Task brief:
Which of the lines below holds the string "name"? Copy every line that does.

# # # # #

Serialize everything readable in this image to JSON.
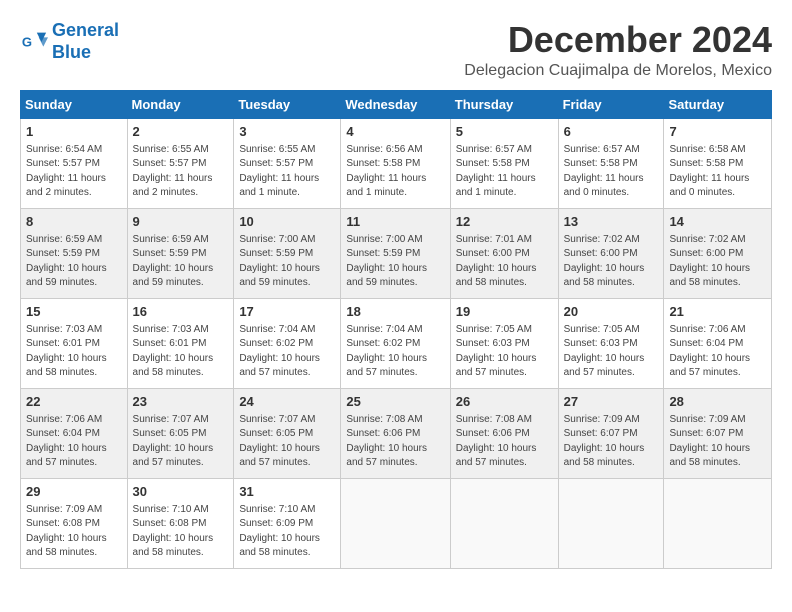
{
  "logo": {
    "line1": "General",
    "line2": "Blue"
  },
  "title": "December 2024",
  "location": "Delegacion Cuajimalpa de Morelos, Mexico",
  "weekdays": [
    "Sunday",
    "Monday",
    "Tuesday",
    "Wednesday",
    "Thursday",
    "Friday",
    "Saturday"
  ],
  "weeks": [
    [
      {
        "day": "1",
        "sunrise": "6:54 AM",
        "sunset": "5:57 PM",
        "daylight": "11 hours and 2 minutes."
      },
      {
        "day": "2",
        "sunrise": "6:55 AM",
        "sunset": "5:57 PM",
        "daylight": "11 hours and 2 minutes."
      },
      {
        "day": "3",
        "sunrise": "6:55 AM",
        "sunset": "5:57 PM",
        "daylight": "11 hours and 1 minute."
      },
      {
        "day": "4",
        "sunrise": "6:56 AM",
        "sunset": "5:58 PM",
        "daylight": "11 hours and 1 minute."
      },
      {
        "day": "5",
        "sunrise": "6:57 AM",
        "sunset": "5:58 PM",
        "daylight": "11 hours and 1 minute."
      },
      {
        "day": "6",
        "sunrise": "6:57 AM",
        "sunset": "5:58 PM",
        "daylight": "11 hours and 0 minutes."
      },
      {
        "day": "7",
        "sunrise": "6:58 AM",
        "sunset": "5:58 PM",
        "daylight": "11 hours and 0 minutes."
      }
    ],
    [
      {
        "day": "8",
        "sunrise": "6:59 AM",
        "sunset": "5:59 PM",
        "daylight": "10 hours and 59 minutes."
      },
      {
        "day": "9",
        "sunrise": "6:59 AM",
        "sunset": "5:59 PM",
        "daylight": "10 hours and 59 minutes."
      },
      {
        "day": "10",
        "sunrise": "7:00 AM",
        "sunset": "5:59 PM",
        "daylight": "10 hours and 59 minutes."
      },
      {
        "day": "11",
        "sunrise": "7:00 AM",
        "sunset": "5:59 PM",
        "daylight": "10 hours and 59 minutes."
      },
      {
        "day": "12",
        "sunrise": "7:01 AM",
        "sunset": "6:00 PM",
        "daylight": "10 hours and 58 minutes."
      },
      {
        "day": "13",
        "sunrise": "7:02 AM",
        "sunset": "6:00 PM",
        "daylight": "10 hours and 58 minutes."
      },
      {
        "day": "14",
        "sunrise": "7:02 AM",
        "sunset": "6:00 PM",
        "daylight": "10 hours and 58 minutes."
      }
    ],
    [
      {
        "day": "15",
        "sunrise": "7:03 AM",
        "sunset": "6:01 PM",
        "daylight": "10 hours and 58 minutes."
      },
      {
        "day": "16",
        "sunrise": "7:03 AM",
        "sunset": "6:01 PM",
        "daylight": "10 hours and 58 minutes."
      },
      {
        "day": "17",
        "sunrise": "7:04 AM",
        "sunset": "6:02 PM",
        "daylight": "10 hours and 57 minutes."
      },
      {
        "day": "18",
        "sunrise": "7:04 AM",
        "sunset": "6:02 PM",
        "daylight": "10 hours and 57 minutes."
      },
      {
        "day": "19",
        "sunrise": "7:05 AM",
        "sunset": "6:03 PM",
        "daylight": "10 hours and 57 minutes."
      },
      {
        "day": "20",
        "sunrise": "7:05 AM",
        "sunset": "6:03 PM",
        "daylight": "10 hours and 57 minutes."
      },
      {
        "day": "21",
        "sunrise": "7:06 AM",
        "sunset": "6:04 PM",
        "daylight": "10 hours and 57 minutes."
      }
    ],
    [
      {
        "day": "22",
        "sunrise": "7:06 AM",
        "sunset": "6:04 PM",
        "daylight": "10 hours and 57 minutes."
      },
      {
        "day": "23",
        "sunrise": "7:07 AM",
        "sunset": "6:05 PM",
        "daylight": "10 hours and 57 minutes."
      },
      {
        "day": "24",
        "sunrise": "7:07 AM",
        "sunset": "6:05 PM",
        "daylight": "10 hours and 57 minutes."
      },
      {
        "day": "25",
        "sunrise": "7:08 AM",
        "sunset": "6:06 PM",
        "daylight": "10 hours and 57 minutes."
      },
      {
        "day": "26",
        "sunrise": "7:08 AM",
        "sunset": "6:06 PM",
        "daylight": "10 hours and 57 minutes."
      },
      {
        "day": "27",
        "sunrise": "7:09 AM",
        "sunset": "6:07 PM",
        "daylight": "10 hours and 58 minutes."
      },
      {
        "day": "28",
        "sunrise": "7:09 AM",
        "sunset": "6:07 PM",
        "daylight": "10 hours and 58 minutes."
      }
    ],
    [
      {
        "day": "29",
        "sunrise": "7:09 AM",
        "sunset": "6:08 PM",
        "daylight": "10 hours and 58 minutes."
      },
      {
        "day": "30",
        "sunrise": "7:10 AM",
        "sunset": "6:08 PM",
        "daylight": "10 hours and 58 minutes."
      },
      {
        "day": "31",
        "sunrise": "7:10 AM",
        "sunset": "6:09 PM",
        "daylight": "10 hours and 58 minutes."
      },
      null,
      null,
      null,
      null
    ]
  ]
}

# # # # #

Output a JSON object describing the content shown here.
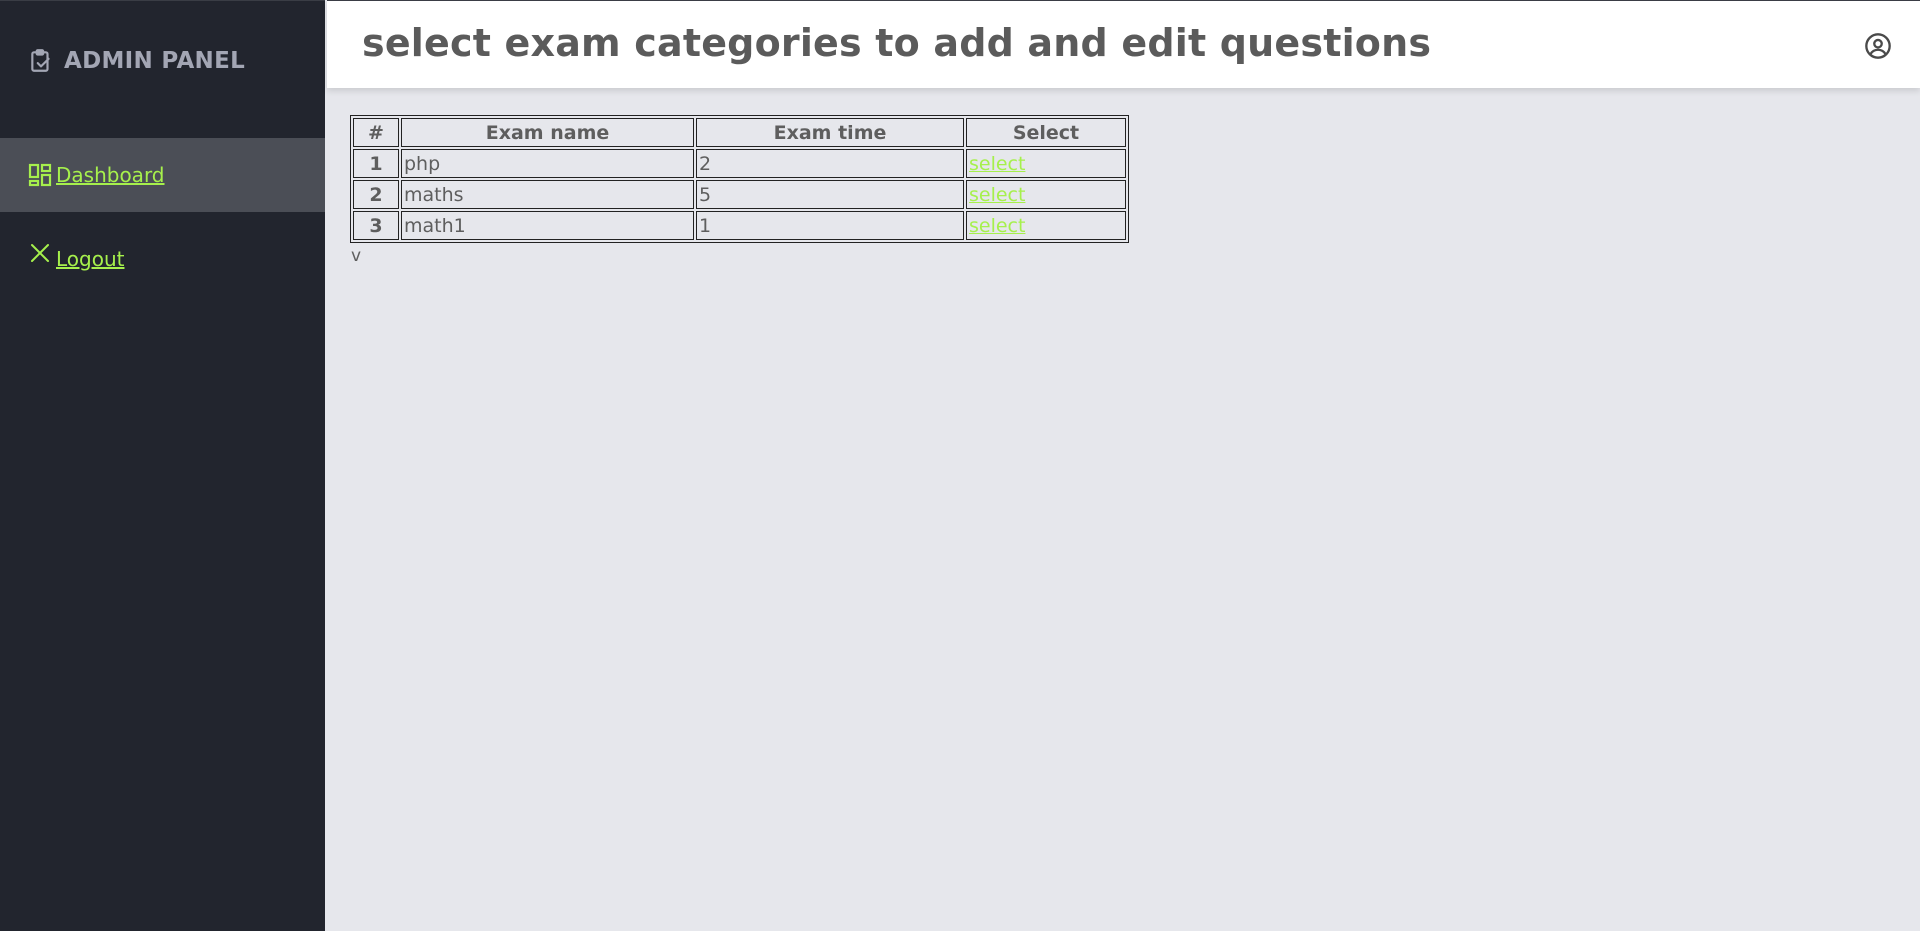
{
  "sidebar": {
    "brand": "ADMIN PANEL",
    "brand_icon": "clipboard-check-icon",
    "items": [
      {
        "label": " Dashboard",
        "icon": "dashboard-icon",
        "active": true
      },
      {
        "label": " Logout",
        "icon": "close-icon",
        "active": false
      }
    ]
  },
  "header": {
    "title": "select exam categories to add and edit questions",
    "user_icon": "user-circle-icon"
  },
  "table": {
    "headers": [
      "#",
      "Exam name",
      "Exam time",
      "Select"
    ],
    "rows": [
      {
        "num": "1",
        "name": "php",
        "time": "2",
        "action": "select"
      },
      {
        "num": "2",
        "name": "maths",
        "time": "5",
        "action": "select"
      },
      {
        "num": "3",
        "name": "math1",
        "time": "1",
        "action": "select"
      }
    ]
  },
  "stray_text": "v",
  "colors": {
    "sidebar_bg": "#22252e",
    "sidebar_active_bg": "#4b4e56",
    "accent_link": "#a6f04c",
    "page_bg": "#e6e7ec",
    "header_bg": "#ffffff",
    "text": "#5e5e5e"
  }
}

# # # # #

Completed task:
      "Exam name",
        "name": "php",
        "name": "maths",
        "name": "math1",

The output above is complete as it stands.